▸ **What you should do**
All of the entries are to be printed exactly as they appear.

▸ **Record extracts**
----------------------------------------
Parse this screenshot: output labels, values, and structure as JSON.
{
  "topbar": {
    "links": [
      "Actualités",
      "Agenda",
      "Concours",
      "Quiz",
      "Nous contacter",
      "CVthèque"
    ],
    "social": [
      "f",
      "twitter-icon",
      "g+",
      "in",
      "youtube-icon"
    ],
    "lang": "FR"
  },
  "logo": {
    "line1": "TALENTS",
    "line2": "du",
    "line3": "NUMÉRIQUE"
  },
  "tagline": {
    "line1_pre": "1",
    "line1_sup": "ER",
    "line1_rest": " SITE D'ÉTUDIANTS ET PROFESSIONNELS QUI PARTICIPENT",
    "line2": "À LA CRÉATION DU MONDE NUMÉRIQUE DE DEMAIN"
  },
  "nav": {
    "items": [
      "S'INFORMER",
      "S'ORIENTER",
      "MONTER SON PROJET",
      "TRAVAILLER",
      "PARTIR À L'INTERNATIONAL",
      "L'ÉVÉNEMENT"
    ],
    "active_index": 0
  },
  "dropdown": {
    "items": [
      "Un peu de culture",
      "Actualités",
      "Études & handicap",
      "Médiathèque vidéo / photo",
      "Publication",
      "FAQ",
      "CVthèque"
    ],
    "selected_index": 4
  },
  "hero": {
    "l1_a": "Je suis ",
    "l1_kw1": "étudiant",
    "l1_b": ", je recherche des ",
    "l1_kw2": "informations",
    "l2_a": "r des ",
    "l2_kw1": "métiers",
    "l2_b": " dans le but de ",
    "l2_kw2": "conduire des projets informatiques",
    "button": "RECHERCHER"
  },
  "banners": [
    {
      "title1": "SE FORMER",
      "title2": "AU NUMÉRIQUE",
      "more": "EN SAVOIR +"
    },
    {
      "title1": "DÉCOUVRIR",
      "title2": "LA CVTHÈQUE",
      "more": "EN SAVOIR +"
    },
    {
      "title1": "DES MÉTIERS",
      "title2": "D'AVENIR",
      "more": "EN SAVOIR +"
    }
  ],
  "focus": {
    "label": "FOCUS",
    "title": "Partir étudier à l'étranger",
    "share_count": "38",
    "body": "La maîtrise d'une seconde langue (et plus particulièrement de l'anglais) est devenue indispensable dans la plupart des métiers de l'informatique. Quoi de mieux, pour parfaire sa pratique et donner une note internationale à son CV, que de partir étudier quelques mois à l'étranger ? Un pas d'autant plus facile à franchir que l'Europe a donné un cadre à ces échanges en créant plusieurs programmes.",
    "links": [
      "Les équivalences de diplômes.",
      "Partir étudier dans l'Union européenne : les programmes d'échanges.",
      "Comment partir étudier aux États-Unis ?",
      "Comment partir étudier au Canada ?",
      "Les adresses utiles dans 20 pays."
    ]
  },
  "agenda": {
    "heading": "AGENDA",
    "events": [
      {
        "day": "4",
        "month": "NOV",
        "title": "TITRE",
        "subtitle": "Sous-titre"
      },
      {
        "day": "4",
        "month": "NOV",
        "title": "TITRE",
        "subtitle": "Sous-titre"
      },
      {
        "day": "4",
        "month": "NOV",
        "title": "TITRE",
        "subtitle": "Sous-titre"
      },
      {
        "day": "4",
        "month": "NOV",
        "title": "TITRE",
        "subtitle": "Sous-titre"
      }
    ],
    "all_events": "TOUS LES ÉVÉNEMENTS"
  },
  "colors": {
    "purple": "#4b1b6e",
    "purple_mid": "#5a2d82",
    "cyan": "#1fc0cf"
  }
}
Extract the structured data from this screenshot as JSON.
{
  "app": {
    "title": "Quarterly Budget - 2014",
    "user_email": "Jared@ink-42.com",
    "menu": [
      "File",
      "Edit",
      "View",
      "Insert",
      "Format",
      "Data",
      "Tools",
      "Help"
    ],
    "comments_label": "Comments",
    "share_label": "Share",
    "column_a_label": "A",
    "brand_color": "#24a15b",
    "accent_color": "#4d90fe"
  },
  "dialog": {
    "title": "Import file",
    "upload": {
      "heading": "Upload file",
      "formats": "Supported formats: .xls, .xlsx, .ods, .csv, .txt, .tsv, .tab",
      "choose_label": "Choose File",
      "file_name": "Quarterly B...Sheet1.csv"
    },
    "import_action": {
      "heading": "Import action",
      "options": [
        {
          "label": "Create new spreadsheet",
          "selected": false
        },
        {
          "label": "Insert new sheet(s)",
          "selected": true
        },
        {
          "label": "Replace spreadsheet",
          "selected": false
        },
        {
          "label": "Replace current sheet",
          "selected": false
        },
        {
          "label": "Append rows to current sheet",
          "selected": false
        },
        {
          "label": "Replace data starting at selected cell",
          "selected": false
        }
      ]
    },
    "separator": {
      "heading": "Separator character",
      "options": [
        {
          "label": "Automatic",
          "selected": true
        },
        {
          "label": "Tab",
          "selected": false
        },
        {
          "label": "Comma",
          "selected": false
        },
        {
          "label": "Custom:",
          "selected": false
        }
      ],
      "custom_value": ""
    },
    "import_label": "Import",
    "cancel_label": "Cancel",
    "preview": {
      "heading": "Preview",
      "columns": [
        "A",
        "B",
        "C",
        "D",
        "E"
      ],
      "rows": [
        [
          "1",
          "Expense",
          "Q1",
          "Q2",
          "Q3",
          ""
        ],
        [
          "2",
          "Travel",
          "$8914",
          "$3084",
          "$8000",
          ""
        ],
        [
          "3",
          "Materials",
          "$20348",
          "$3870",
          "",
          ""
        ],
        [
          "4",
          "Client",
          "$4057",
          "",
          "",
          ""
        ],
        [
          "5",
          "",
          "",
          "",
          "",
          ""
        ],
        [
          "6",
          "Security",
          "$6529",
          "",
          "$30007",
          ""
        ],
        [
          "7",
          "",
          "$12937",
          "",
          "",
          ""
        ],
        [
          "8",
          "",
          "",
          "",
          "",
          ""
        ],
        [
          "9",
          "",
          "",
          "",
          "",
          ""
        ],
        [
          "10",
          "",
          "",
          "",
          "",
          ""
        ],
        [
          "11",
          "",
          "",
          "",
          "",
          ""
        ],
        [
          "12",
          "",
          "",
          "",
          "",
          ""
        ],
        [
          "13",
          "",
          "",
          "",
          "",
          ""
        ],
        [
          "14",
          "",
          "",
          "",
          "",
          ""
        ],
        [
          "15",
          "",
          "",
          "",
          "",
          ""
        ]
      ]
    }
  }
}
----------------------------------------
▸ **Response for this exercise**
Parse this screenshot: output labels, values, and structure as JSON.
{
  "topbar": {
    "links": [
      "Actualités",
      "Agenda",
      "Concours",
      "Quiz",
      "Nous contacter",
      "CVthèque"
    ],
    "social": [
      "f",
      "twitter-icon",
      "g+",
      "in",
      "youtube-icon"
    ],
    "lang": "FR"
  },
  "logo": {
    "line1": "TALENTS",
    "line2": "du",
    "line3": "NUMÉRIQUE"
  },
  "tagline": {
    "line1_pre": "1",
    "line1_sup": "ER",
    "line1_rest": " SITE D'ÉTUDIANTS ET PROFESSIONNELS QUI PARTICIPENT",
    "line2": "À LA CRÉATION DU MONDE NUMÉRIQUE DE DEMAIN"
  },
  "nav": {
    "items": [
      "S'INFORMER",
      "S'ORIENTER",
      "MONTER SON PROJET",
      "TRAVAILLER",
      "PARTIR À L'INTERNATIONAL",
      "L'ÉVÉNEMENT"
    ],
    "active_index": 0
  },
  "dropdown": {
    "items": [
      "Un peu de culture",
      "Actualités",
      "Études & handicap",
      "Médiathèque vidéo / photo",
      "Publication",
      "FAQ",
      "CVthèque"
    ],
    "selected_index": 4
  },
  "hero": {
    "l1_a": "Je suis ",
    "l1_kw1": "étudiant",
    "l1_b": ", je recherche des ",
    "l1_kw2": "informations",
    "l2_a": "r des ",
    "l2_kw1": "métiers",
    "l2_b": " dans le but de ",
    "l2_kw2": "conduire des projets informatiques",
    "button": "RECHERCHER"
  },
  "banners": [
    {
      "title1": "SE FORMER",
      "title2": "AU NUMÉRIQUE",
      "more": "EN SAVOIR +"
    },
    {
      "title1": "DÉCOUVRIR",
      "title2": "LA CVTHÈQUE",
      "more": "EN SAVOIR +"
    },
    {
      "title1": "DES MÉTIERS",
      "title2": "D'AVENIR",
      "more": "EN SAVOIR +"
    }
  ],
  "focus": {
    "label": "FOCUS",
    "title": "Partir étudier à l'étranger",
    "share_count": "38",
    "body": "La maîtrise d'une seconde langue (et plus particulièrement de l'anglais) est devenue indispensable dans la plupart des métiers de l'informatique. Quoi de mieux, pour parfaire sa pratique et donner une note internationale à son CV, que de partir étudier quelques mois à l'étranger ? Un pas d'autant plus facile à franchir que l'Europe a donné un cadre à ces échanges en créant plusieurs programmes.",
    "links": [
      "Les équivalences de diplômes.",
      "Partir étudier dans l'Union européenne : les programmes d'échanges.",
      "Comment partir étudier aux États-Unis ?",
      "Comment partir étudier au Canada ?",
      "Les adresses utiles dans 20 pays."
    ]
  },
  "agenda": {
    "heading": "AGENDA",
    "events": [
      {
        "day": "4",
        "month": "NOV",
        "title": "TITRE",
        "subtitle": "Sous-titre"
      },
      {
        "day": "4",
        "month": "NOV",
        "title": "TITRE",
        "subtitle": "Sous-titre"
      },
      {
        "day": "4",
        "month": "NOV",
        "title": "TITRE",
        "subtitle": "Sous-titre"
      },
      {
        "day": "4",
        "month": "NOV",
        "title": "TITRE",
        "subtitle": "Sous-titre"
      }
    ],
    "all_events": "TOUS LES ÉVÉNEMENTS"
  },
  "colors": {
    "purple": "#4b1b6e",
    "purple_mid": "#5a2d82",
    "cyan": "#1fc0cf"
  }
}
Extract the structured data from this screenshot as JSON.
{
  "app": {
    "title": "Quarterly Budget - 2014",
    "user_email": "Jared@ink-42.com",
    "menu": [
      "File",
      "Edit",
      "View",
      "Insert",
      "Format",
      "Data",
      "Tools",
      "Help"
    ],
    "comments_label": "Comments",
    "share_label": "Share",
    "column_a_label": "A",
    "brand_color": "#24a15b",
    "accent_color": "#4d90fe"
  },
  "dialog": {
    "title": "Import file",
    "upload": {
      "heading": "Upload file",
      "formats": "Supported formats: .xls, .xlsx, .ods, .csv, .txt, .tsv, .tab",
      "choose_label": "Choose File",
      "file_name": "Quarterly B...Sheet1.csv"
    },
    "import_action": {
      "heading": "Import action",
      "options": [
        {
          "label": "Create new spreadsheet",
          "selected": false
        },
        {
          "label": "Insert new sheet(s)",
          "selected": true
        },
        {
          "label": "Replace spreadsheet",
          "selected": false
        },
        {
          "label": "Replace current sheet",
          "selected": false
        },
        {
          "label": "Append rows to current sheet",
          "selected": false
        },
        {
          "label": "Replace data starting at selected cell",
          "selected": false
        }
      ]
    },
    "separator": {
      "heading": "Separator character",
      "options": [
        {
          "label": "Automatic",
          "selected": true
        },
        {
          "label": "Tab",
          "selected": false
        },
        {
          "label": "Comma",
          "selected": false
        },
        {
          "label": "Custom:",
          "selected": false
        }
      ],
      "custom_value": ""
    },
    "import_label": "Import",
    "cancel_label": "Cancel",
    "preview": {
      "heading": "Preview",
      "columns": [
        "A",
        "B",
        "C",
        "D",
        "E"
      ],
      "rows": [
        [
          "1",
          "Expense",
          "Q1",
          "Q2",
          "Q3",
          ""
        ],
        [
          "2",
          "Travel",
          "$8914",
          "$3084",
          "$8000",
          ""
        ],
        [
          "3",
          "Materials",
          "$20348",
          "$3870",
          "",
          ""
        ],
        [
          "4",
          "Client",
          "$4057",
          "",
          "",
          ""
        ],
        [
          "5",
          "",
          "",
          "",
          "",
          ""
        ],
        [
          "6",
          "Security",
          "$6529",
          "",
          "$30007",
          ""
        ],
        [
          "7",
          "",
          "$12937",
          "",
          "",
          ""
        ],
        [
          "8",
          "",
          "",
          "",
          "",
          ""
        ],
        [
          "9",
          "",
          "",
          "",
          "",
          ""
        ],
        [
          "10",
          "",
          "",
          "",
          "",
          ""
        ],
        [
          "11",
          "",
          "",
          "",
          "",
          ""
        ],
        [
          "12",
          "",
          "",
          "",
          "",
          ""
        ],
        [
          "13",
          "",
          "",
          "",
          "",
          ""
        ],
        [
          "14",
          "",
          "",
          "",
          "",
          ""
        ],
        [
          "15",
          "",
          "",
          "",
          "",
          ""
        ]
      ]
    }
  }
}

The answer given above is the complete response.